There is also a civil war going on, within the Left on this issue. Lining up alongside Ken Livingstone are others whose background is in revolutionary Communist politics. Take, for example, Bob Pitt’s defence of Qaradawi and attack on George Readings on today’s Socialist Unity.
It should be clear by now that the prime targets of people like Pitt and Livingstone are Muslims who are social democrats, and their supporters. Pitt’s website, Islamophobia-Watch, is proof of that.
Ken Livingstone is Pamela Geller. As far as both of them are concerned, Qaradawi is not the spiritual head of a determined clerical fascist party. He is, rather, the archetype of all Muslims. Indeed, Livingstone is worse than Geller – he suggests that Qaradawi is about as moderate as Muslims get.
This is a hopeless situation. Livingstone and Pitt are acting as if the battle against anti-Muslim bigotry has been won, as if most people in the country agree that there’s no particular problem with clerics advocating extreme hatred of other groups while claiming indulgences for themselves. But they don’t. Just as anti-Muslim scare stories in the tabloid press whip up hostility towards Muslims, attempts to portray extremists as moderates really do make things worse.
The prime targets of Livingstone and Pitt have been groups and individuals who have argued, consistently, that we have a problem with specific Islamist political parties, rather than “Islam” or “Muslims” as a whole. Quilliam in particular has been subjected to a relentless campaign of vilification. It is almost as if Pitt and Livingstone are hoping to polarise the debate between those who hate all Muslims and those who admire Hamas and the Muslim Brotherhood. They hope that the alliance between Islamists and the far Left will set the agenda for “progressive” politics.
It is a dangerous game to play. Outside the bubble of Far and bien pensant Left thinking, support for Islamist politics is very thin. But the genie of anti-Muslim bigotry, once out of the bottle, is far more difficult to contain.
PS: Alex Hitchens on form here.
habibi adds: so is Bob Pitt a Hitler fan too, like “progressive” Qaradawi?
Throughout history, Allah has imposed upon the [Jews] people who would punish them for their corruption. The last punishment was carried out by Hitler. By means of all the things he did to them – even though they exaggerated this issue – he managed to put them in their place. This was divine punishment for them. Allah willing, the next time will be at the hand of the believers.
To conclude my speech, I’d like to say that the only thing I hope for is that as my life approaches its end, Allah will give me an opportunity to go to the land of Jihad and resistance, even if in a wheelchair. I will shoot Allah’s enemies, the Jews, and they will throw a bomb at me, and thus, I will seal my life with martyrdom. Praise be to Allah, Lord of the Worlds. Allah’s mercy and blessings upon you.
Gene adds: Responding to this in the comments at Socialist Unity, this is the best Pitt could come up with:
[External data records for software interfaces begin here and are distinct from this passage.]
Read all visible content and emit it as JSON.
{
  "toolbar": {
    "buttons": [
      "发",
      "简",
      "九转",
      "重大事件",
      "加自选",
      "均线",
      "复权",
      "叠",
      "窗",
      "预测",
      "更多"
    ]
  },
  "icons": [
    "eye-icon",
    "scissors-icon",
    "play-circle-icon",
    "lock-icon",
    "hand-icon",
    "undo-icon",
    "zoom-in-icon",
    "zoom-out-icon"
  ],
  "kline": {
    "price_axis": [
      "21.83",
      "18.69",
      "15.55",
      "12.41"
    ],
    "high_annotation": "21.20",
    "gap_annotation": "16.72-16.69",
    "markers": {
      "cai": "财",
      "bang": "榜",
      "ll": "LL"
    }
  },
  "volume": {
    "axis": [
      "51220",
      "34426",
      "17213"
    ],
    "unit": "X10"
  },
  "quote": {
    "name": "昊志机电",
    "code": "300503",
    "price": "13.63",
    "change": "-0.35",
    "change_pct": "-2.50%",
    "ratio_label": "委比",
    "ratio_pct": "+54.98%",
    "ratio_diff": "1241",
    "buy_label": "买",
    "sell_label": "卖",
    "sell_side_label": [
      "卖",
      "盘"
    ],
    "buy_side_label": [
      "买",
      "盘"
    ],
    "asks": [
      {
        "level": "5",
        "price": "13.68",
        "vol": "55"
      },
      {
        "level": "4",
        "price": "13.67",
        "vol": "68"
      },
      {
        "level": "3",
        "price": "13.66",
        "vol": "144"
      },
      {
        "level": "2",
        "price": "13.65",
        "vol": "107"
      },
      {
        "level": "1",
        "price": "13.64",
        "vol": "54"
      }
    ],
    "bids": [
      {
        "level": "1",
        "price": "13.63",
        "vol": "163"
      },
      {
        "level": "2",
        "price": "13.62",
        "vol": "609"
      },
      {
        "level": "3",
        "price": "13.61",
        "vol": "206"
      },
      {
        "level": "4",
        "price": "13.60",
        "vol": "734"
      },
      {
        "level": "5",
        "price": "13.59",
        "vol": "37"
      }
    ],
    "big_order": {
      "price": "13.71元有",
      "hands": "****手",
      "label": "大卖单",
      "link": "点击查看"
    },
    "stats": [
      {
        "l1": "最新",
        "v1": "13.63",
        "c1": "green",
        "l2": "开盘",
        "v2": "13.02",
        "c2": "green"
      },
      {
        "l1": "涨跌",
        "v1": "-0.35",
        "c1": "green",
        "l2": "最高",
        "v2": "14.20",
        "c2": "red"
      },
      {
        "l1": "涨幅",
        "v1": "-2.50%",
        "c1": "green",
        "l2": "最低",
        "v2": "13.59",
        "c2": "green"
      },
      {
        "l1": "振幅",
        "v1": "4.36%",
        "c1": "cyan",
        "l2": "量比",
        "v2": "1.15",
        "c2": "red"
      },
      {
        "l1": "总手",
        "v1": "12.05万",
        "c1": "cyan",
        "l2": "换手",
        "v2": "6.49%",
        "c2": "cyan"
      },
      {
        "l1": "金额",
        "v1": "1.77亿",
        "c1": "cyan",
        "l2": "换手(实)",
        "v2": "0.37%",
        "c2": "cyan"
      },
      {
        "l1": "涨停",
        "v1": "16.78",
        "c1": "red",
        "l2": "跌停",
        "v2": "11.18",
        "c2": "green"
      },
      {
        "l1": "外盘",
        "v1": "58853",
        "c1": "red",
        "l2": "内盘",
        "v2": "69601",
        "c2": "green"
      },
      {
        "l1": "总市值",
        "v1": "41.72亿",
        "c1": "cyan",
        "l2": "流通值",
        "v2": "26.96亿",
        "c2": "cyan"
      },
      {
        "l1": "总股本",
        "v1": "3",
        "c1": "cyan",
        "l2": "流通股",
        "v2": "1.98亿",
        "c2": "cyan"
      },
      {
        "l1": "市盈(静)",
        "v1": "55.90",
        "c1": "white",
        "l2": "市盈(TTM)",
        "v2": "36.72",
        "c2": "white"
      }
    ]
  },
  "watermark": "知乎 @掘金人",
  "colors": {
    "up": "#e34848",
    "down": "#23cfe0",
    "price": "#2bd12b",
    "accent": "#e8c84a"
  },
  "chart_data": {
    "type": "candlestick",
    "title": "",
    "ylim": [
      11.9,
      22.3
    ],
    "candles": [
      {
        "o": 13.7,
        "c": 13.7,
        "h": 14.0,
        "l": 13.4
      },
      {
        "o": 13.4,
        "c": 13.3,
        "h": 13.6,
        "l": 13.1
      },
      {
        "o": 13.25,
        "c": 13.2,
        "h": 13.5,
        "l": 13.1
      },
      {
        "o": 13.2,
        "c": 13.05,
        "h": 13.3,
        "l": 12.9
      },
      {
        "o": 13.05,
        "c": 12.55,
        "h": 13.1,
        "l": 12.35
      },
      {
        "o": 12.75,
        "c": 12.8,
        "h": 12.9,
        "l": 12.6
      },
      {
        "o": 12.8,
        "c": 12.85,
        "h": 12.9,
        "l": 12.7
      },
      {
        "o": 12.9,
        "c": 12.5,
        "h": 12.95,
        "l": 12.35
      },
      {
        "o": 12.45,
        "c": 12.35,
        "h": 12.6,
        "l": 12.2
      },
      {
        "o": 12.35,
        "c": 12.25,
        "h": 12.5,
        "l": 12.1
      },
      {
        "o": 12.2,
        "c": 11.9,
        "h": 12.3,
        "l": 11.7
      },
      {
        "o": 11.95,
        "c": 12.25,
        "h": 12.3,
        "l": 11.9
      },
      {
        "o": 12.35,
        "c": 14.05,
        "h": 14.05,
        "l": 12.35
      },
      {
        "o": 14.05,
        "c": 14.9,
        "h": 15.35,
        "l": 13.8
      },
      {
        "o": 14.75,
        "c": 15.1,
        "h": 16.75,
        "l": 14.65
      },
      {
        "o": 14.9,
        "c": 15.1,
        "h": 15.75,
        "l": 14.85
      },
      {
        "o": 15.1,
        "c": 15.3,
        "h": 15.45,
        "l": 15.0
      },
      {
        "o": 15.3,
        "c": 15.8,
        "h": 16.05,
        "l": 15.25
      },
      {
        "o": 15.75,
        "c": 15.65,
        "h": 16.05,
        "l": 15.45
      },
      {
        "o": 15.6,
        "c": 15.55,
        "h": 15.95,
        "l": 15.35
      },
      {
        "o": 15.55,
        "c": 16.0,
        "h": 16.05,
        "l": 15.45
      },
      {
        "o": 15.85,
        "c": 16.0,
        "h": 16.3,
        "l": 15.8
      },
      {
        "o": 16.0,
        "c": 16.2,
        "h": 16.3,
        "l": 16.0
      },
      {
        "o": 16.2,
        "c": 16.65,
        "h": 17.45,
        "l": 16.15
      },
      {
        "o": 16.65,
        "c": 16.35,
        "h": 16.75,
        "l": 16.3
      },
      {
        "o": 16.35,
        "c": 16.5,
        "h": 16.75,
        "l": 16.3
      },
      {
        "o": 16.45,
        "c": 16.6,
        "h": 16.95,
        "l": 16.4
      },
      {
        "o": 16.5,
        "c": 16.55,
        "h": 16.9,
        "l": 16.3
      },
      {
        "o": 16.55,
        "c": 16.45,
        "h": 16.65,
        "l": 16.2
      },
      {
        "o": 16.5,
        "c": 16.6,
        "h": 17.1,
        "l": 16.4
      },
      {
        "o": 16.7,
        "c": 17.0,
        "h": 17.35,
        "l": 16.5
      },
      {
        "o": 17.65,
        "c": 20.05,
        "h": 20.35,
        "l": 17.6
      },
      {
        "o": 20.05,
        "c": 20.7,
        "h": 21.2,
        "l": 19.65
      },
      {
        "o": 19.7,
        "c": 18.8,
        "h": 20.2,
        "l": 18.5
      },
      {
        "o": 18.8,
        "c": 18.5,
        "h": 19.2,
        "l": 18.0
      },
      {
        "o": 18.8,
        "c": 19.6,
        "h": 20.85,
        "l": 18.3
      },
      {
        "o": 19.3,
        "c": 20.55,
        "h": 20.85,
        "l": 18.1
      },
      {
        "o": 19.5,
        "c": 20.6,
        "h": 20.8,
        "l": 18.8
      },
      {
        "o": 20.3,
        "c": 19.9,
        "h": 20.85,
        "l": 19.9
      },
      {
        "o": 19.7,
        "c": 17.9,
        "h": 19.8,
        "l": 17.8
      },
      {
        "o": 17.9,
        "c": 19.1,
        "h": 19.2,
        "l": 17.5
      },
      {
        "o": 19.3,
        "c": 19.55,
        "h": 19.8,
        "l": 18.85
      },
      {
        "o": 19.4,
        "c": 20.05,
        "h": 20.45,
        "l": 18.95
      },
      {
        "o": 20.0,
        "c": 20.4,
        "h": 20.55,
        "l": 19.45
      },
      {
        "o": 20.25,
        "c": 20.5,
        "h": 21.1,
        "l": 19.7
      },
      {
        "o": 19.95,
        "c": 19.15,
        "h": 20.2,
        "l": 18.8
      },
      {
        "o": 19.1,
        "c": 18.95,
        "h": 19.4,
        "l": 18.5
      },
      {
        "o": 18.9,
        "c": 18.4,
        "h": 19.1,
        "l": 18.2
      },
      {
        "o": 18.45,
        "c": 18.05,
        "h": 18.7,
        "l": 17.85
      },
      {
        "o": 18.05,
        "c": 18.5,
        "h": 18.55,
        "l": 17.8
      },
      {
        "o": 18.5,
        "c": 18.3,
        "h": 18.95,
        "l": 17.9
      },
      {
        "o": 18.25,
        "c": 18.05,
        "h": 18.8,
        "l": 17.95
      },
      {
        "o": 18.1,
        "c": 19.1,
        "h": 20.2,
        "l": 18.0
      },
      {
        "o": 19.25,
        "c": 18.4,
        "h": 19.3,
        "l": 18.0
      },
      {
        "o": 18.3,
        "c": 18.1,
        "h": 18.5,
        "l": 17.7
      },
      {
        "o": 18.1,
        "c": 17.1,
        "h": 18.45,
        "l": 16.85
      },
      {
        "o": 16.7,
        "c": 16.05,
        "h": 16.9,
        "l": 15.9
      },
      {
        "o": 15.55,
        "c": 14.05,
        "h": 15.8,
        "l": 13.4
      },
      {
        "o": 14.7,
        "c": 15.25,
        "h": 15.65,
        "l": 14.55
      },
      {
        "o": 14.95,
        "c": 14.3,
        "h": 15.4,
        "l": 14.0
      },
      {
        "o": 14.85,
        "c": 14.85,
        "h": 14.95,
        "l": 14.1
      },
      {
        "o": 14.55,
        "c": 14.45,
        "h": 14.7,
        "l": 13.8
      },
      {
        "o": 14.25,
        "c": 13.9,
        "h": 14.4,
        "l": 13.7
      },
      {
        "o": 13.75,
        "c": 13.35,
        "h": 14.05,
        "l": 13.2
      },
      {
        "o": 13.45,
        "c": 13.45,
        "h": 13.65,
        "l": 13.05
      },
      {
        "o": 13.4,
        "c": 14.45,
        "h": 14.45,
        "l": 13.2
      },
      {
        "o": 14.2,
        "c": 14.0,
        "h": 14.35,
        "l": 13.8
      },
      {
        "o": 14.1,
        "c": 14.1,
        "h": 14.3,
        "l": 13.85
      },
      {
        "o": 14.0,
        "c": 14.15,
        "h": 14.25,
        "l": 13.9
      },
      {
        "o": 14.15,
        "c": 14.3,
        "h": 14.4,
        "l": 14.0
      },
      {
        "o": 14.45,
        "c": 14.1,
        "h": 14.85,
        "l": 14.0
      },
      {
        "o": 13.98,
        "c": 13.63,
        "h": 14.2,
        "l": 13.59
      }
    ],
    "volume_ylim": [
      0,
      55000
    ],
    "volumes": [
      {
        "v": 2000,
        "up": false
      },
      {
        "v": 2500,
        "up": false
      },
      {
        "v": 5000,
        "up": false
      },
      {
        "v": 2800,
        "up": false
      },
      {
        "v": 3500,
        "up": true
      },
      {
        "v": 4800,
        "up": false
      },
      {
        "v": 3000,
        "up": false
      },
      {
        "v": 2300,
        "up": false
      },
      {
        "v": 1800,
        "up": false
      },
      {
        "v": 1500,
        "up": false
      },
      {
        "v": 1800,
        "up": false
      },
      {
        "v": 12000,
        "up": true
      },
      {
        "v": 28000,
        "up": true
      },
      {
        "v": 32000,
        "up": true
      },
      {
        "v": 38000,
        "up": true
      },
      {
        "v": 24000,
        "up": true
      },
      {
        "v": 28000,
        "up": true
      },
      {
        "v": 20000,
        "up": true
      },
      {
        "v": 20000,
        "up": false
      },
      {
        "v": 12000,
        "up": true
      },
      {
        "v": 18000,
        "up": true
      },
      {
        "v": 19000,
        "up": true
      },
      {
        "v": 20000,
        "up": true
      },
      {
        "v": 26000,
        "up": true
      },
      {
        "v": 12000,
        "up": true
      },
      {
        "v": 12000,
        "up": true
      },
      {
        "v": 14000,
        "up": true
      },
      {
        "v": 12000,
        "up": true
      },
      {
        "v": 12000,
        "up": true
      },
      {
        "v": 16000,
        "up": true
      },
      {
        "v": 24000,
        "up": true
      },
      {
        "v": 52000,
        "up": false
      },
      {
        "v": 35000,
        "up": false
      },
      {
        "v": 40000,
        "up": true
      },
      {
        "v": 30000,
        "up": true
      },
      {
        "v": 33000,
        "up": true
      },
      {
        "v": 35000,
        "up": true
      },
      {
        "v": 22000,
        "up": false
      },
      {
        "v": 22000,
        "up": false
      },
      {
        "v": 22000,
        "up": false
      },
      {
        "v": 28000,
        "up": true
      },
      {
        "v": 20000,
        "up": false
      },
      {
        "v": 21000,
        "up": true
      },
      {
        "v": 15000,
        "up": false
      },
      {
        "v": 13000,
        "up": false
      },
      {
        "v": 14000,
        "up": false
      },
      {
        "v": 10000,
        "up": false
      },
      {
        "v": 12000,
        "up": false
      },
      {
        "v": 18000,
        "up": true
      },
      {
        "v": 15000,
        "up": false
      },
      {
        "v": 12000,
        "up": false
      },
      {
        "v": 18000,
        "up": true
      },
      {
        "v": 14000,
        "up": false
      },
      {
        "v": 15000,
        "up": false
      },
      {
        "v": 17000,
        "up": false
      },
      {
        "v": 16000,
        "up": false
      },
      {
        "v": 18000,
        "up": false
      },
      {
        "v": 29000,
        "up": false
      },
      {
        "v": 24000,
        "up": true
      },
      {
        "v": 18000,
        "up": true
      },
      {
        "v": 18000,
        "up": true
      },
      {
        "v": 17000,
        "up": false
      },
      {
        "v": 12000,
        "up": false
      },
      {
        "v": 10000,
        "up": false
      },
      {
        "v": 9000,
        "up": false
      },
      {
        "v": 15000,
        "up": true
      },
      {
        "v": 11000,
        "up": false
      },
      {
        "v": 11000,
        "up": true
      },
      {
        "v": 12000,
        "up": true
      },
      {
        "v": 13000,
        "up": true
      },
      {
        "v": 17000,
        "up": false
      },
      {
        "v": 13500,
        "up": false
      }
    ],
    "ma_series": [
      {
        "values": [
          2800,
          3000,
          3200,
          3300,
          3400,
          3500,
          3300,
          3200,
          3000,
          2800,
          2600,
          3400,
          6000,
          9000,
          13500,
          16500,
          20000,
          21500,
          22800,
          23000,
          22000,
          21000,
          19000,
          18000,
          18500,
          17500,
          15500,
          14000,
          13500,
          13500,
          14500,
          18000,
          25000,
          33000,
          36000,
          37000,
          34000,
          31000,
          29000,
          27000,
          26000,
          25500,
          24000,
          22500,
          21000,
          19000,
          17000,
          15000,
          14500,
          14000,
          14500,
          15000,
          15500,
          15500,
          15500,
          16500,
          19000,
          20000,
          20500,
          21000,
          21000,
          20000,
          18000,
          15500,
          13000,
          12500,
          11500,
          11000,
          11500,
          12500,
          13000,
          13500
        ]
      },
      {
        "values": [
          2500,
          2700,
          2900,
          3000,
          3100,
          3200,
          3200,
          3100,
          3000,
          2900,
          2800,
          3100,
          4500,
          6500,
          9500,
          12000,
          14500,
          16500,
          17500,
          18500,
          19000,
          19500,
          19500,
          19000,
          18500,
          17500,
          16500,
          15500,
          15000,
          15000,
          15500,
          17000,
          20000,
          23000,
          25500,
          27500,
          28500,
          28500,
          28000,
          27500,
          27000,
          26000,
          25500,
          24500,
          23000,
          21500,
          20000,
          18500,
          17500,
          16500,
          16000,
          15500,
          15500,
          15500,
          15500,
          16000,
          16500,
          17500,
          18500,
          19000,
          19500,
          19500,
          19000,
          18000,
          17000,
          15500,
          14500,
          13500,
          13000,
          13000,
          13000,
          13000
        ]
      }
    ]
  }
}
And what is the source of this quotation? Surprise, surprise – it’s the Middle East Media Research Institute. Now it could be that Qaradawi’s words are accurately translated here and not quoted out of context. In which case, that would certainly be a first for MEMRI.
He then goes on to cite supposedly more moderate comments from Qaradawi about the Jews, as if those would negate what he said here.
Certainly if MEMRI had mistranslated Qaradawi, or taken his remarks “out of context,” we would have heard about it by now. We haven’t, of course.